─── SUPPLIED RECORDS ───
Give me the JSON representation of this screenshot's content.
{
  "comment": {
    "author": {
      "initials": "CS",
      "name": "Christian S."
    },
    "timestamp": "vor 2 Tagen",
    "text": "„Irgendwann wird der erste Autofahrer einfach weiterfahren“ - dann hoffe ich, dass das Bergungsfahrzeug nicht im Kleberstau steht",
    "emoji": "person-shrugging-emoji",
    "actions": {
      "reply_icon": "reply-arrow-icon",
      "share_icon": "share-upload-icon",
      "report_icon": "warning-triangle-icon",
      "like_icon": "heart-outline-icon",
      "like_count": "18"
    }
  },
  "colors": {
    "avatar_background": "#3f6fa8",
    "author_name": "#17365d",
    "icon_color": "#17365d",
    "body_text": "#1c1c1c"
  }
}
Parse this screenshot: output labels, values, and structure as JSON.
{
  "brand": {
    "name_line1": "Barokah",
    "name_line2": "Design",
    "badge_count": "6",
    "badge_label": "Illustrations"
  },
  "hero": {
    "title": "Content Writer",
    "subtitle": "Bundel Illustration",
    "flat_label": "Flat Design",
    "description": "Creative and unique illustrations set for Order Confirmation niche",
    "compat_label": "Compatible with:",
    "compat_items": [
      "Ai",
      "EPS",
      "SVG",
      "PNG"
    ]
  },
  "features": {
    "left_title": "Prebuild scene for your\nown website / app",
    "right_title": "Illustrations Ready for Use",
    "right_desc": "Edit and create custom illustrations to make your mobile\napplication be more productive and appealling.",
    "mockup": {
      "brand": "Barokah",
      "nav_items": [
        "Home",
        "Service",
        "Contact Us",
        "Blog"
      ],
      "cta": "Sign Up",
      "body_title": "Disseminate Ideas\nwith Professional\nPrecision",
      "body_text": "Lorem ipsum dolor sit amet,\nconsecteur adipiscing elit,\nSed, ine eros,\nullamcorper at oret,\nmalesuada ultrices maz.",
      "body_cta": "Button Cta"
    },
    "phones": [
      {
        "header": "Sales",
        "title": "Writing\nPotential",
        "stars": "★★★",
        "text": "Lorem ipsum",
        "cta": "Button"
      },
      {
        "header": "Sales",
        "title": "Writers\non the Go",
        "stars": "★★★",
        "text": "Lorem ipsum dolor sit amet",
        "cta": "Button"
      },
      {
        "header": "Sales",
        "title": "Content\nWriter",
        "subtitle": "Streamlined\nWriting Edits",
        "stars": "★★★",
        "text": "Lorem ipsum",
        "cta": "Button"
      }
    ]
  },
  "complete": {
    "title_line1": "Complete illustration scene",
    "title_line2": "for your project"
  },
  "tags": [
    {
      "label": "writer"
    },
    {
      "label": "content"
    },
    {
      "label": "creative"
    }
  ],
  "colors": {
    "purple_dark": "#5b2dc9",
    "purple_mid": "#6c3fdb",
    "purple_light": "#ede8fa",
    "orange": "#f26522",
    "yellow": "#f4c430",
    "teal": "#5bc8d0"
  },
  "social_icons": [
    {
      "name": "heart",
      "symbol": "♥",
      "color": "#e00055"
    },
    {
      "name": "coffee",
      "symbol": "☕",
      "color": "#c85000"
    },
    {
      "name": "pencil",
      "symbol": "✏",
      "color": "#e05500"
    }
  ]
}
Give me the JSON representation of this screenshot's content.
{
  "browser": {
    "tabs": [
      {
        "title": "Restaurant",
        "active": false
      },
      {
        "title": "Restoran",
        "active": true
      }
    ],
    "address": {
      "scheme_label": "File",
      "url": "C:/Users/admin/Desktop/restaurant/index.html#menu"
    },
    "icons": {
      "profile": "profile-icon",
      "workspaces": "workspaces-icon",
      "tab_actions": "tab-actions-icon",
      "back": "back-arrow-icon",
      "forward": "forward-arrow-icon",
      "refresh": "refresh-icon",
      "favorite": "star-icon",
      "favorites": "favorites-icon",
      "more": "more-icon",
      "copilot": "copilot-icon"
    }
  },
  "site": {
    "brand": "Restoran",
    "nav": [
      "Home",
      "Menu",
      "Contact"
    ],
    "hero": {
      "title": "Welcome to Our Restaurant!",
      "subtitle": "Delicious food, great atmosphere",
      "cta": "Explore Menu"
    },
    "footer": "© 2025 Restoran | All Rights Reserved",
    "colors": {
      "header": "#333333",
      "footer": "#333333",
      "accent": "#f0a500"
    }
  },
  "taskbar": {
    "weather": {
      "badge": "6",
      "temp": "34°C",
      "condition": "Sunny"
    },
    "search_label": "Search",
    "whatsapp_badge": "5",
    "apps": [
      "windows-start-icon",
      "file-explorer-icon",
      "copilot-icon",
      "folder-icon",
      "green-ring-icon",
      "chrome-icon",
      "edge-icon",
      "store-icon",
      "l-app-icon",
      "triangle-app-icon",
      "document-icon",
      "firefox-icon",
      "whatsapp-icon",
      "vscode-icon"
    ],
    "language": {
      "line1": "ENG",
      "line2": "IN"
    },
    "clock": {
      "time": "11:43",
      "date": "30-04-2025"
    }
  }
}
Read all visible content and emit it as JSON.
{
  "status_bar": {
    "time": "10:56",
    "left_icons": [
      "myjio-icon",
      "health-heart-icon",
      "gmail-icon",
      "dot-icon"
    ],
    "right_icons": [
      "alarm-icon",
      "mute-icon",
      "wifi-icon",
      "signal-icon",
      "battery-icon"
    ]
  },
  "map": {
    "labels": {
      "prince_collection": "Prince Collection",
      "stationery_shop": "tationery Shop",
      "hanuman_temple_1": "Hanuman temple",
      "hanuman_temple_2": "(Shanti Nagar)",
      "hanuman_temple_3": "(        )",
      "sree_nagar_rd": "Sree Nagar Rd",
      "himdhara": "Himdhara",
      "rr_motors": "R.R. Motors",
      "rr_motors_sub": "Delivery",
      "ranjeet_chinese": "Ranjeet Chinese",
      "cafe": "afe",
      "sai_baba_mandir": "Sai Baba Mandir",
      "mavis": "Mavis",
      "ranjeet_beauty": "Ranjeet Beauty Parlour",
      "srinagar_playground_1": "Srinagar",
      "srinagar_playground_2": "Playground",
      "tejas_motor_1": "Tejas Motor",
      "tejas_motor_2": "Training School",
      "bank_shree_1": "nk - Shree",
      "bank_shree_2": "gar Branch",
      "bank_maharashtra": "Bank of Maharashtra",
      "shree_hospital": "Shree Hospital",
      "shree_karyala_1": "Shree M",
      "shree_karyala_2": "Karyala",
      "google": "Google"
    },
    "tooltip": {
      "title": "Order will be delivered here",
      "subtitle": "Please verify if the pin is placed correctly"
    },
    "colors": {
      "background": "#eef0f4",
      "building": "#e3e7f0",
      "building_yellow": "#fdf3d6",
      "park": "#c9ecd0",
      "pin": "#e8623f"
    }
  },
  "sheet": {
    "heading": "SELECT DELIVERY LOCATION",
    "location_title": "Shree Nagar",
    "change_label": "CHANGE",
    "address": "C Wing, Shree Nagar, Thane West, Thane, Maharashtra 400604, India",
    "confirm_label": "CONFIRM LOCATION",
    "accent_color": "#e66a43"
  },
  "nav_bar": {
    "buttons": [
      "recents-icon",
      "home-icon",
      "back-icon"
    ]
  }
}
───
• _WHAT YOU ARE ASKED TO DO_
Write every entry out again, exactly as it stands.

• _EXERCISE SOLUTION_
Give me the JSON representation of this screenshot's content.
{
  "comment": {
    "author": {
      "initials": "CS",
      "name": "Christian S."
    },
    "timestamp": "vor 2 Tagen",
    "text": "„Irgendwann wird der erste Autofahrer einfach weiterfahren“ - dann hoffe ich, dass das Bergungsfahrzeug nicht im Kleberstau steht",
    "emoji": "person-shrugging-emoji",
    "actions": {
      "reply_icon": "reply-arrow-icon",
      "share_icon": "share-upload-icon",
      "report_icon": "warning-triangle-icon",
      "like_icon": "heart-outline-icon",
      "like_count": "18"
    }
  },
  "colors": {
    "avatar_background": "#3f6fa8",
    "author_name": "#17365d",
    "icon_color": "#17365d",
    "body_text": "#1c1c1c"
  }
}
Parse this screenshot: output labels, values, and structure as JSON.
{
  "brand": {
    "name_line1": "Barokah",
    "name_line2": "Design",
    "badge_count": "6",
    "badge_label": "Illustrations"
  },
  "hero": {
    "title": "Content Writer",
    "subtitle": "Bundel Illustration",
    "flat_label": "Flat Design",
    "description": "Creative and unique illustrations set for Order Confirmation niche",
    "compat_label": "Compatible with:",
    "compat_items": [
      "Ai",
      "EPS",
      "SVG",
      "PNG"
    ]
  },
  "features": {
    "left_title": "Prebuild scene for your\nown website / app",
    "right_title": "Illustrations Ready for Use",
    "right_desc": "Edit and create custom illustrations to make your mobile\napplication be more productive and appealling.",
    "mockup": {
      "brand": "Barokah",
      "nav_items": [
        "Home",
        "Service",
        "Contact Us",
        "Blog"
      ],
      "cta": "Sign Up",
      "body_title": "Disseminate Ideas\nwith Professional\nPrecision",
      "body_text": "Lorem ipsum dolor sit amet,\nconsecteur adipiscing elit,\nSed, ine eros,\nullamcorper at oret,\nmalesuada ultrices maz.",
      "body_cta": "Button Cta"
    },
    "phones": [
      {
        "header": "Sales",
        "title": "Writing\nPotential",
        "stars": "★★★",
        "text": "Lorem ipsum",
        "cta": "Button"
      },
      {
        "header": "Sales",
        "title": "Writers\non the Go",
        "stars": "★★★",
        "text": "Lorem ipsum dolor sit amet",
        "cta": "Button"
      },
      {
        "header": "Sales",
        "title": "Content\nWriter",
        "subtitle": "Streamlined\nWriting Edits",
        "stars": "★★★",
        "text": "Lorem ipsum",
        "cta": "Button"
      }
    ]
  },
  "complete": {
    "title_line1": "Complete illustration scene",
    "title_line2": "for your project"
  },
  "tags": [
    {
      "label": "writer"
    },
    {
      "label": "content"
    },
    {
      "label": "creative"
    }
  ],
  "colors": {
    "purple_dark": "#5b2dc9",
    "purple_mid": "#6c3fdb",
    "purple_light": "#ede8fa",
    "orange": "#f26522",
    "yellow": "#f4c430",
    "teal": "#5bc8d0"
  },
  "social_icons": [
    {
      "name": "heart",
      "symbol": "♥",
      "color": "#e00055"
    },
    {
      "name": "coffee",
      "symbol": "☕",
      "color": "#c85000"
    },
    {
      "name": "pencil",
      "symbol": "✏",
      "color": "#e05500"
    }
  ]
}
Give me the JSON representation of this screenshot's content.
{
  "browser": {
    "tabs": [
      {
        "title": "Restaurant",
        "active": false
      },
      {
        "title": "Restoran",
        "active": true
      }
    ],
    "address": {
      "scheme_label": "File",
      "url": "C:/Users/admin/Desktop/restaurant/index.html#menu"
    },
    "icons": {
      "profile": "profile-icon",
      "workspaces": "workspaces-icon",
      "tab_actions": "tab-actions-icon",
      "back": "back-arrow-icon",
      "forward": "forward-arrow-icon",
      "refresh": "refresh-icon",
      "favorite": "star-icon",
      "favorites": "favorites-icon",
      "more": "more-icon",
      "copilot": "copilot-icon"
    }
  },
  "site": {
    "brand": "Restoran",
    "nav": [
      "Home",
      "Menu",
      "Contact"
    ],
    "hero": {
      "title": "Welcome to Our Restaurant!",
      "subtitle": "Delicious food, great atmosphere",
      "cta": "Explore Menu"
    },
    "footer": "© 2025 Restoran | All Rights Reserved",
    "colors": {
      "header": "#333333",
      "footer": "#333333",
      "accent": "#f0a500"
    }
  },
  "taskbar": {
    "weather": {
      "badge": "6",
      "temp": "34°C",
      "condition": "Sunny"
    },
    "search_label": "Search",
    "whatsapp_badge": "5",
    "apps": [
      "windows-start-icon",
      "file-explorer-icon",
      "copilot-icon",
      "folder-icon",
      "green-ring-icon",
      "chrome-icon",
      "edge-icon",
      "store-icon",
      "l-app-icon",
      "triangle-app-icon",
      "document-icon",
      "firefox-icon",
      "whatsapp-icon",
      "vscode-icon"
    ],
    "language": {
      "line1": "ENG",
      "line2": "IN"
    },
    "clock": {
      "time": "11:43",
      "date": "30-04-2025"
    }
  }
}
Read all visible content and emit it as JSON.
{
  "status_bar": {
    "time": "10:56",
    "left_icons": [
      "myjio-icon",
      "health-heart-icon",
      "gmail-icon",
      "dot-icon"
    ],
    "right_icons": [
      "alarm-icon",
      "mute-icon",
      "wifi-icon",
      "signal-icon",
      "battery-icon"
    ]
  },
  "map": {
    "labels": {
      "prince_collection": "Prince Collection",
      "stationery_shop": "tationery Shop",
      "hanuman_temple_1": "Hanuman temple",
      "hanuman_temple_2": "(Shanti Nagar)",
      "hanuman_temple_3": "(        )",
      "sree_nagar_rd": "Sree Nagar Rd",
      "himdhara": "Himdhara",
      "rr_motors": "R.R. Motors",
      "rr_motors_sub": "Delivery",
      "ranjeet_chinese": "Ranjeet Chinese",
      "cafe": "afe",
      "sai_baba_mandir": "Sai Baba Mandir",
      "mavis": "Mavis",
      "ranjeet_beauty": "Ranjeet Beauty Parlour",
      "srinagar_playground_1": "Srinagar",
      "srinagar_playground_2": "Playground",
      "tejas_motor_1": "Tejas Motor",
      "tejas_motor_2": "Training School",
      "bank_shree_1": "nk - Shree",
      "bank_shree_2": "gar Branch",
      "bank_maharashtra": "Bank of Maharashtra",
      "shree_hospital": "Shree Hospital",
      "shree_karyala_1": "Shree M",
      "shree_karyala_2": "Karyala",
      "google": "Google"
    },
    "tooltip": {
      "title": "Order will be delivered here",
      "subtitle": "Please verify if the pin is placed correctly"
    },
    "colors": {
      "background": "#eef0f4",
      "building": "#e3e7f0",
      "building_yellow": "#fdf3d6",
      "park": "#c9ecd0",
      "pin": "#e8623f"
    }
  },
  "sheet": {
    "heading": "SELECT DELIVERY LOCATION",
    "location_title": "Shree Nagar",
    "change_label": "CHANGE",
    "address": "C Wing, Shree Nagar, Thane West, Thane, Maharashtra 400604, India",
    "confirm_label": "CONFIRM LOCATION",
    "accent_color": "#e66a43"
  },
  "nav_bar": {
    "buttons": [
      "recents-icon",
      "home-icon",
      "back-icon"
    ]
  }
}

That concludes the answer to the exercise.